The references to “agitprop” (агитпроп, agitation propaganda) are especially interesting, as they show direct criticism of the #RussiaNeedsPutin campaign, but only an indirect response — highlighting a local problem, rather than attacking the once and (presumably) future head of state head-on.
Other comments on other platforms were more aggressive and appeared to achieve some traction.
This post on VK, for example, added the hashtag #WeWantChange2018 (#ХотимПеремен2018) and shared a meme and video from YouTuber Dmitry Ivanov (YouTube name KamikadzeDead). The original VK post gained 18,000 views, and the video 212,000 views, in 24 hours.
The hostile posts were not limited to one channel.
Judging by the numbers of retweets and likes, these posts did resonate within particular audiences. They did not achieve the spread or the numbers of the pro-Putin posts, but they were an active minority.
One of the more interesting exchanges came from this pro-Putin tweet, which showed the account holder signing up for Putin’s candidacy.
The account was attributed to Alexey Ponimatkin. It was created in December and only has nine followers; the name was also attributed to a VK account which featured some of the same photographs, but only has three followers. The VK profile picture shows the user standing in front of a banner for the All-Russia Popular Front, which Putin created in 2011.
Ponimatkin’s tweet was first retweeted by Sergei Boyarskiy, a member of the Russian State Duma (parliament) and, according to Boyarskiy’s own Twitter profile, both a member of United Russia and the coordinator of the All-Russia Popular Front’s youth wing. This, therefore, appears to be another case of party members spreading the message.
However, while Ponimatkin’s tweet earned nine retweets, it also received 38 replies, the great majority of them hostile.
Some users tweeted more than one reply; this one even shared a video dated back to 2011, titled, “Our madhouse is voting for Putin”.
The sheer number and variety of replies, and the number of users involved, suggested a high degree of alertness among Putin’s online critics, and a willingness to launch their own troll attacks. It may also indicate some form of coordination. Finally, the fact that replies outnumbered retweets four to one indicated that, at least in this one instance, Putin’s critics were able to match his supporters.
The collection of signatures has been a personal success for Putin: the reported figure of over one million is a major public relations victory. However, the online traffic tells a more nuanced story.
While much of his support is no doubt genuine, the online traffic was modest, and driven by the nationwide apparatus of the United Russia party and its various local subdivisions; this is strikingly similar to the role played by mid- and low-level Communist Party managers in Soviet times.

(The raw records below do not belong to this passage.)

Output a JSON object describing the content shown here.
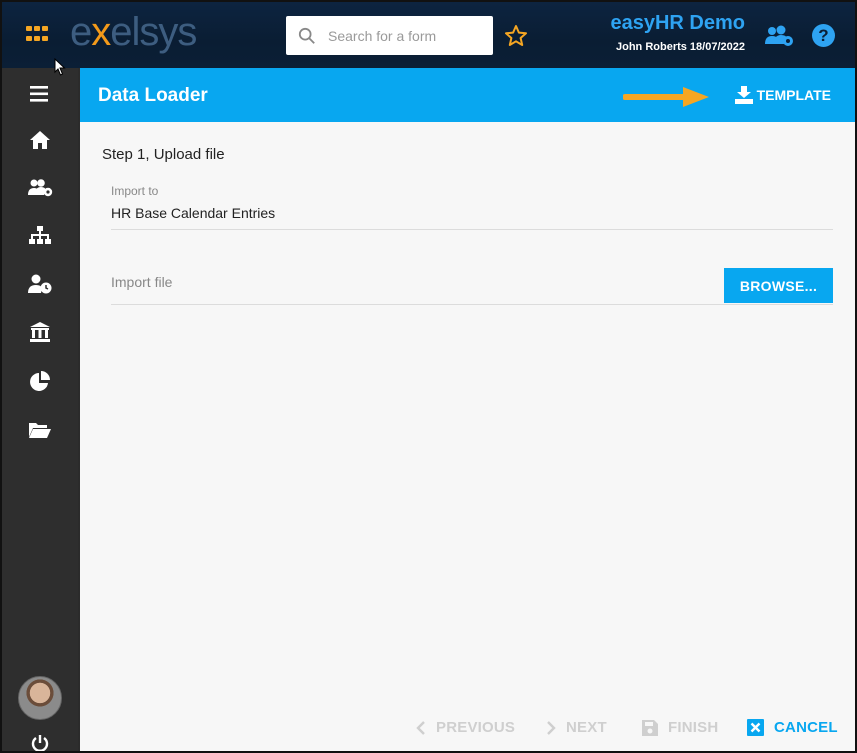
{
  "topbar": {
    "logo_prefix": "e",
    "logo_x": "x",
    "logo_suffix": "elsys",
    "search_placeholder": "Search for a form",
    "tenant_name": "easyHR Demo",
    "user_line": "John Roberts 18/07/2022",
    "help_label": "?"
  },
  "sidebar": {
    "items": [
      {
        "icon": "menu-icon"
      },
      {
        "icon": "home-icon"
      },
      {
        "icon": "people-settings-icon"
      },
      {
        "icon": "org-chart-icon"
      },
      {
        "icon": "user-clock-icon"
      },
      {
        "icon": "bank-icon"
      },
      {
        "icon": "pie-chart-icon"
      },
      {
        "icon": "folder-open-icon"
      }
    ]
  },
  "page": {
    "title": "Data Loader",
    "template_label": "TEMPLATE",
    "step_label": "Step 1, Upload file",
    "import_to_label": "Import to",
    "import_to_value": "HR Base Calendar Entries",
    "import_file_label": "Import file",
    "browse_label": "BROWSE..."
  },
  "footer": {
    "previous_label": "PREVIOUS",
    "next_label": "NEXT",
    "finish_label": "FINISH",
    "cancel_label": "CANCEL"
  },
  "colors": {
    "accent": "#08a7f0",
    "brand_orange": "#f39a1a",
    "topbar": "#0b1f36",
    "sidebar": "#2e2e2e"
  }
}
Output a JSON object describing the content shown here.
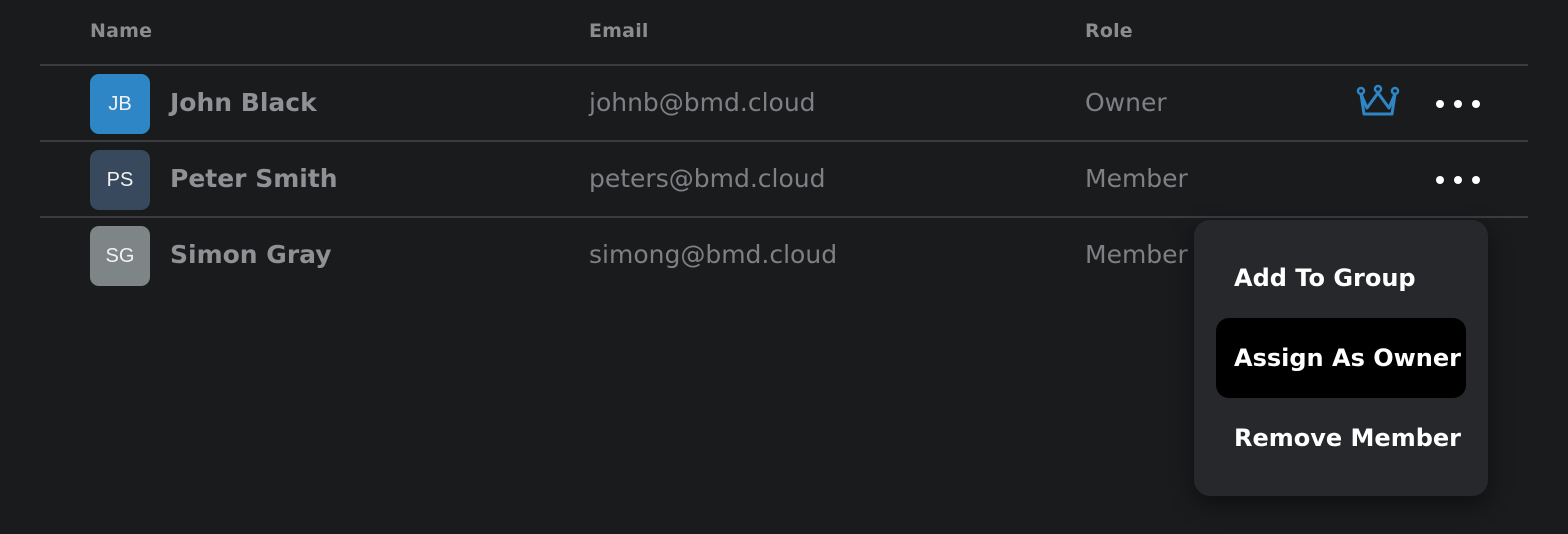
{
  "table": {
    "columns": {
      "name": "Name",
      "email": "Email",
      "role": "Role"
    },
    "rows": [
      {
        "initials": "JB",
        "name": "John Black",
        "email": "johnb@bmd.cloud",
        "role": "Owner",
        "avatar_color": "#2f86c6",
        "owner_icon": "crown-icon"
      },
      {
        "initials": "PS",
        "name": "Peter Smith",
        "email": "peters@bmd.cloud",
        "role": "Member",
        "avatar_color": "#38495d"
      },
      {
        "initials": "SG",
        "name": "Simon Gray",
        "email": "simong@bmd.cloud",
        "role": "Member",
        "avatar_color": "#7d8587"
      }
    ]
  },
  "context_menu": {
    "items": [
      {
        "label": "Add To Group"
      },
      {
        "label": "Assign As Owner",
        "highlighted": true
      },
      {
        "label": "Remove Member"
      }
    ]
  },
  "colors": {
    "background": "#1a1b1d",
    "accent": "#2f86c6",
    "menu_background": "#26282b",
    "menu_highlight": "#000000"
  }
}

Opposition to Putin, and to the system he embodies, was not on the same scale as the support, but it seems to have struck an organic chord. The complaints about roads inspired at least one copycat movement; the reference to “agitprop” again harkens back to Soviet times.
Accusations of corruption continued to circulate online and to receive tens of thousands of views, and Putin opponents appeared to be sharpening their own trolling techniques.
This is significant for the implications for voting day itself. There can be no doubt that Putin will win handsomely; what will matter is the nature of his victory. In 2011–12, Russia’s elections were marred by highly visible cases of election fraud, many of which were filmed live and posted on social media. The traffic on the #RussiaNeedsPutin hashtag shows that there remains a vocal online community opposed to Putin and determined to highlight his government’s shortcomings. This is precisely the constituency which can be expected to amplify any claims of fraud at the forthcoming vote. The voting itself is predictable; the online reaction is not.
Ben Nimmo is Senior Fellow for Information Defense at the Atlantic Council’s Digital Forensic Research Lab (@DFRLab).
Donara Barojan is a Digital Forensic Research Associate at @DFRLab.
Follow along for more in-depth analysis from our #DigitalSherlocks.